The news: Venture capitalists invested a record $15.3 billion in funding in Latin American firms during 2021—triple the funding raised in 2020. About 75% of investments went to fintech, proptech, and ecommerce firms, per the Financial Times.

By the numbers:

  • 650 deals in Latin America were backed by VCs in 2021, according to preliminary data from the Association for Private Capital Investment in Latin America (Lavca).
  • The fintech sector led with six newly created unicorns, representing 39% of funding.
  • Ecommerce followed with 25% of funding, and proptech with 9%.

Who got the money? Most of this was driven by mega-rounds, which made almost 70% of the funding in 2021, per Dealroom. Here are the top three hauls:

  • Latin America’s biggest fundraise of 2021 was $1.15 billion, which went to the Brazilian neobank Nubank. When Nubank began trading on the New York Stock Exchange in December 2021, its valuation topped $40 billion.
  • Next was the Brazil-based payment technology provider eBanx, with $430 million from Advent International.
  • The fintech super-app Ualá raised the largest private investment round in Argentina ever, at $350 million.

The number of rounds in Latin America is also higher than ever. And a bigger chunk of funding is going to later-stage startups as the fintech ecosystem grows.

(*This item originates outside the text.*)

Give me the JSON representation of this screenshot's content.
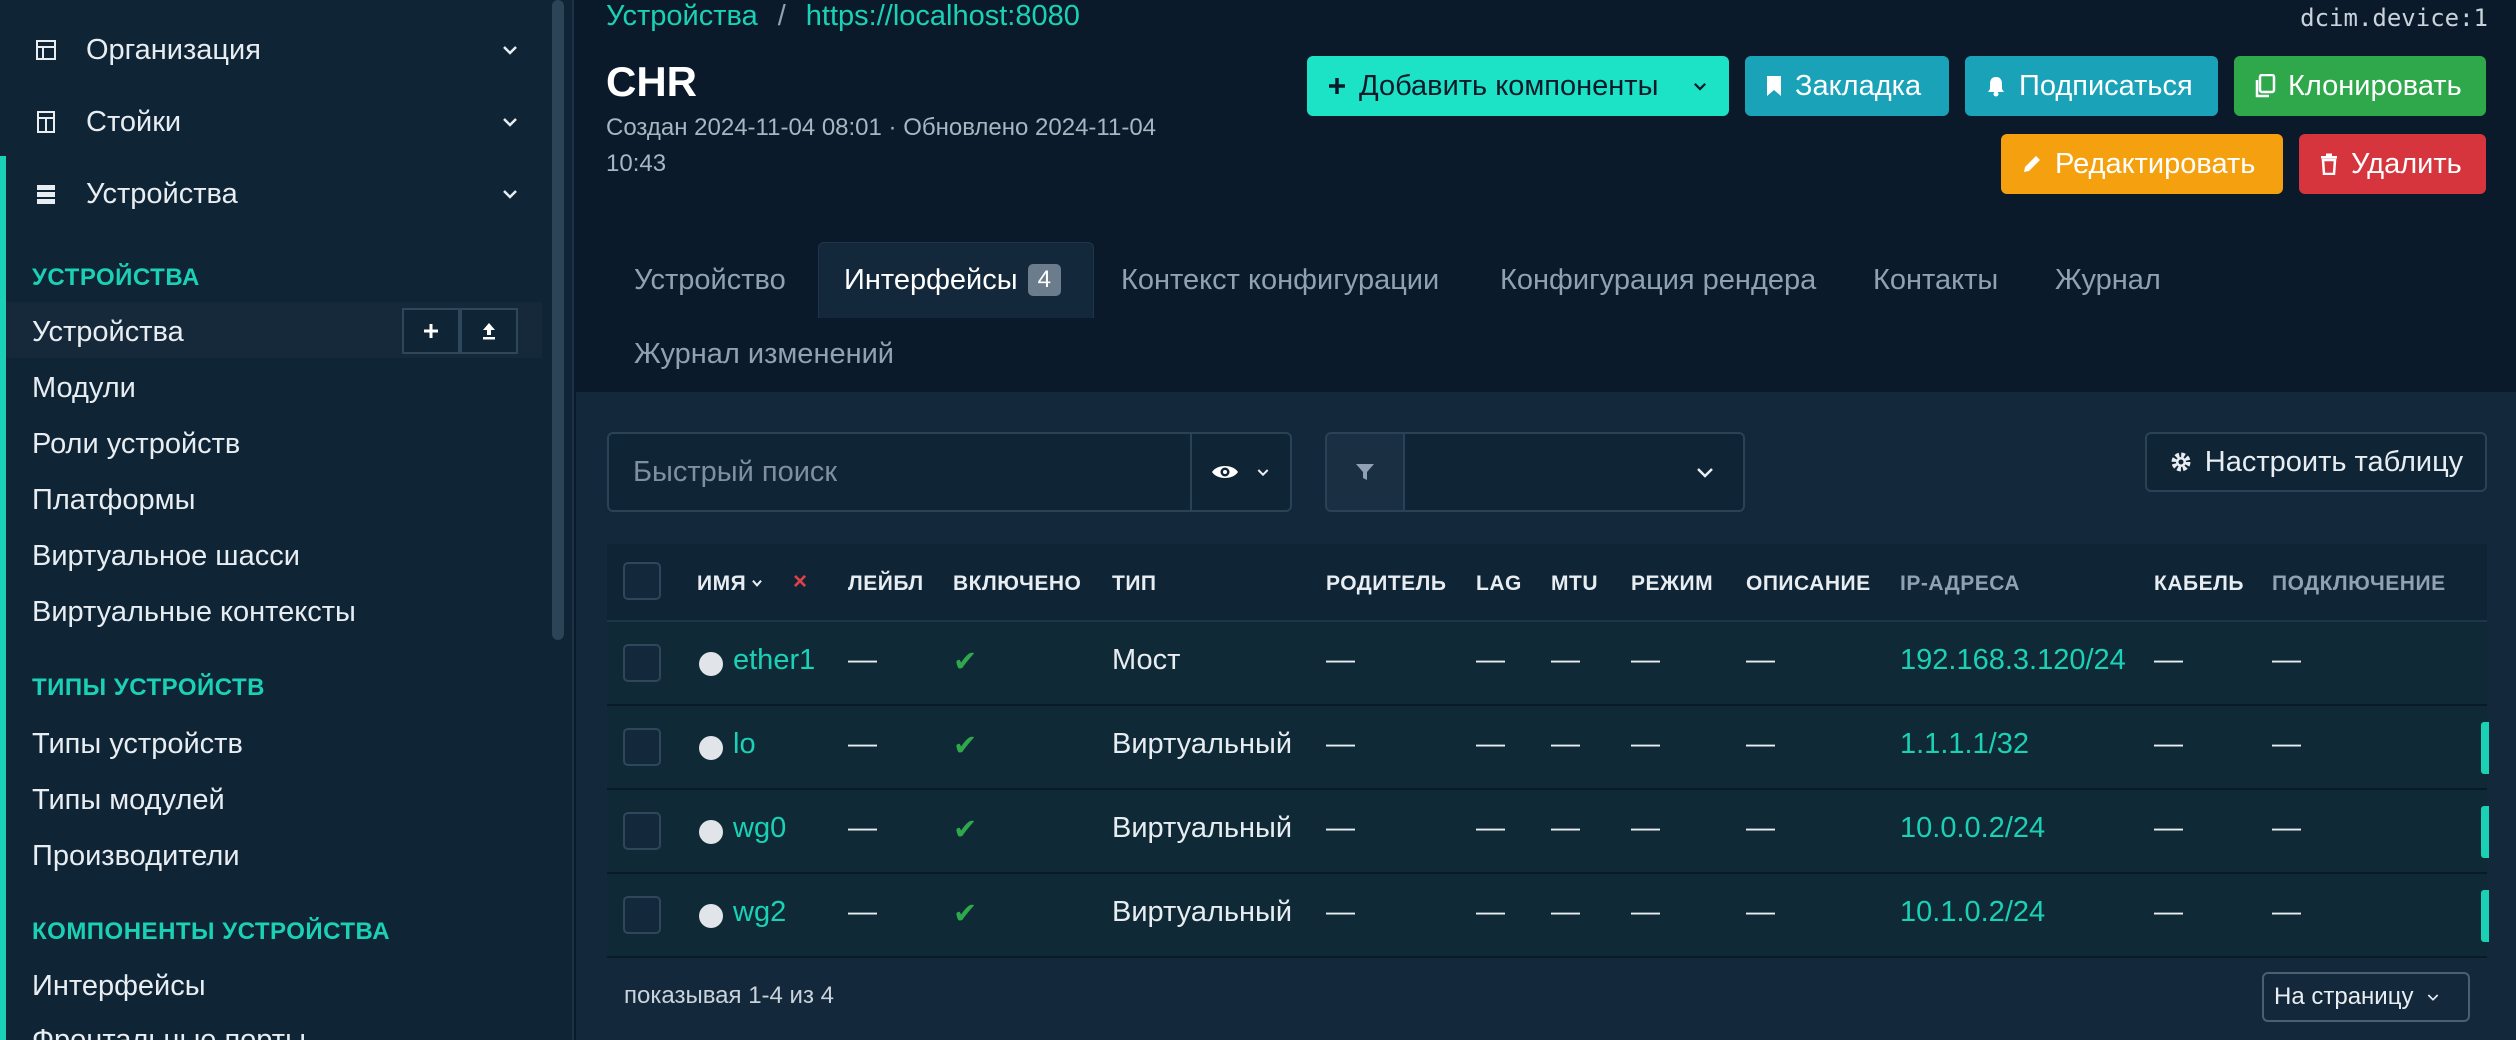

What’s the opportunity? There’s enormous latent demand for fintech services in Latin America.

  • The current population of Latin America and the Caribbean is about 663,000,000 people across 33 countries. Its two largest countries, Brazil and Mexico, have populations of 210 million and 130 million, respectively, and GDPs of $1.8 trillion and $1.3 trillion.
  • Yet within this large addressable market, only 56% of consumers in Latin America have traditional bank accounts, according to World Bank data.
  • Latin American banks cater to the affluent through strict underwriting rules that limit access to a large proportion of the population: The number of bank accounts offered by traditional banks grew at just 3% to 5% per year through 2019.
  • In some regions, more than 50% of the population remains unbanked. So there’s enormous pent-up demand among consumers historically locked out of the financial system by incumbents.
  • Cash use dropped as a result of the pandemic: People became wary of handling it, and widespread lockdowns made it harder to access. Use of cash in the region is expected to drop 36% between 2020 and 2024, per Worldpay (owned by FIS).

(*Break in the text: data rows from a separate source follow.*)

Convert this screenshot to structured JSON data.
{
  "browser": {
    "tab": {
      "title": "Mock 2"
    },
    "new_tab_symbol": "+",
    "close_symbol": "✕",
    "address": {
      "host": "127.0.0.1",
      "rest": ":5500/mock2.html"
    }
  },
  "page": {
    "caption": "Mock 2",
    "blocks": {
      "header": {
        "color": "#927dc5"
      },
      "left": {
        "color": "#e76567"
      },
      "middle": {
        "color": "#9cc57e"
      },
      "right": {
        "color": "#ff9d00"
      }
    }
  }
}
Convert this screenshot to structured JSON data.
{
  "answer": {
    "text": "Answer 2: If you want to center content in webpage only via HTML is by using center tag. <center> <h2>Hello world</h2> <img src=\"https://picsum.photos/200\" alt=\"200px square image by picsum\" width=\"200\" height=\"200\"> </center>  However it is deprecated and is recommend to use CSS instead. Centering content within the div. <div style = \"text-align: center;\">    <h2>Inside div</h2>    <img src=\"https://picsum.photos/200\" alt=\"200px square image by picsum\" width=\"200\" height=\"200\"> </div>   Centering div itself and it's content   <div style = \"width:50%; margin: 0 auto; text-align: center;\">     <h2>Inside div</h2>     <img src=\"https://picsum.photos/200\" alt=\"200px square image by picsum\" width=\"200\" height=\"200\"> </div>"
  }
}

What’s ripe for LATAM fintech disruption? Sebastián Vidal, an exec at the Puerto Rico-based startup accelerator Parallel18, pointed to the limited number of digital brokers in the region, as well as to the huge remittances market, which he saw as an opportunity for crypto.

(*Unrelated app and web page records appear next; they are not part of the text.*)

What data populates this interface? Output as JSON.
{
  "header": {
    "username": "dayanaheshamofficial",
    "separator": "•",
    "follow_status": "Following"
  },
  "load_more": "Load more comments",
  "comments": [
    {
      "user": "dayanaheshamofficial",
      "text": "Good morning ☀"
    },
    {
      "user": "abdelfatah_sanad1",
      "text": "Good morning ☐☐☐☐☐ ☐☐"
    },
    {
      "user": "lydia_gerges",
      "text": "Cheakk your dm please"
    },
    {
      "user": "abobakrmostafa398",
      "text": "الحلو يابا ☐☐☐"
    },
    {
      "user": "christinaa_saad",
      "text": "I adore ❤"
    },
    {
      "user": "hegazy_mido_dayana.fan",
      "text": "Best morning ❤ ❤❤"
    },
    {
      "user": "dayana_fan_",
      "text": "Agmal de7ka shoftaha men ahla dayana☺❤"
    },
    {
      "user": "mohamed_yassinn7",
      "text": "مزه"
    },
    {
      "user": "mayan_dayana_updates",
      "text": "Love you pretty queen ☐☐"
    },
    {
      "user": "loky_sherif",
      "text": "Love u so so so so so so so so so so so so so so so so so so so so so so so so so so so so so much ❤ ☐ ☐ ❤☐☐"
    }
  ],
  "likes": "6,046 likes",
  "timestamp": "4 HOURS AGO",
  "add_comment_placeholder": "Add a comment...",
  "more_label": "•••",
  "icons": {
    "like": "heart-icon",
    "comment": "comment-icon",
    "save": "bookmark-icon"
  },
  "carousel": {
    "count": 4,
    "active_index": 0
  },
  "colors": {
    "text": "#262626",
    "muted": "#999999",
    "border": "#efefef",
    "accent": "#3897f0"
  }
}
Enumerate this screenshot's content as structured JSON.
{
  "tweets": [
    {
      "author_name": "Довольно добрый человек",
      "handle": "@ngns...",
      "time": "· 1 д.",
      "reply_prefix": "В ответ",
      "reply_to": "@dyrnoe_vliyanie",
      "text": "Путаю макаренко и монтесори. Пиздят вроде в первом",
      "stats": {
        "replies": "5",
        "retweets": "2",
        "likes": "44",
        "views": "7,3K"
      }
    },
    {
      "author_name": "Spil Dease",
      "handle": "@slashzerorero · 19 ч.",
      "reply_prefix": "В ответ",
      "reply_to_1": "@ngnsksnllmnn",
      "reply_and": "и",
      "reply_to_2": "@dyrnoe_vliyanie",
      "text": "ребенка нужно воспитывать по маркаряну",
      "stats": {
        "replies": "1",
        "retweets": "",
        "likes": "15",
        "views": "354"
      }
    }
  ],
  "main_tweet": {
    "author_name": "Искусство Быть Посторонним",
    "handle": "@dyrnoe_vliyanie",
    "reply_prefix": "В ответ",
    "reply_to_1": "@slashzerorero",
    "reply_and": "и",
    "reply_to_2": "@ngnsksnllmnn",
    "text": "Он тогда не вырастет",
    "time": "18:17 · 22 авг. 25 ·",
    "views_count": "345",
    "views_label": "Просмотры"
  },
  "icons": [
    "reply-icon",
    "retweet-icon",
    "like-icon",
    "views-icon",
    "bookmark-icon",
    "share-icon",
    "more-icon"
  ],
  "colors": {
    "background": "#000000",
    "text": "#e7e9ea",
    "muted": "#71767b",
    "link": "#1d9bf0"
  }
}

  • He mentioned the relative scarcity of neobanks in Latin America: “If you look at the market,” he told Insider Intelligence, “you have in Brazil about 40 traditional banks; in Mexico you have 30. While if you look at neobanks, you only have two or three.”
  • Vidal also flagged the opportunity for fintechs that can make digital banking “super friendly and easy to understand for people who haven't had access to those types of services before.”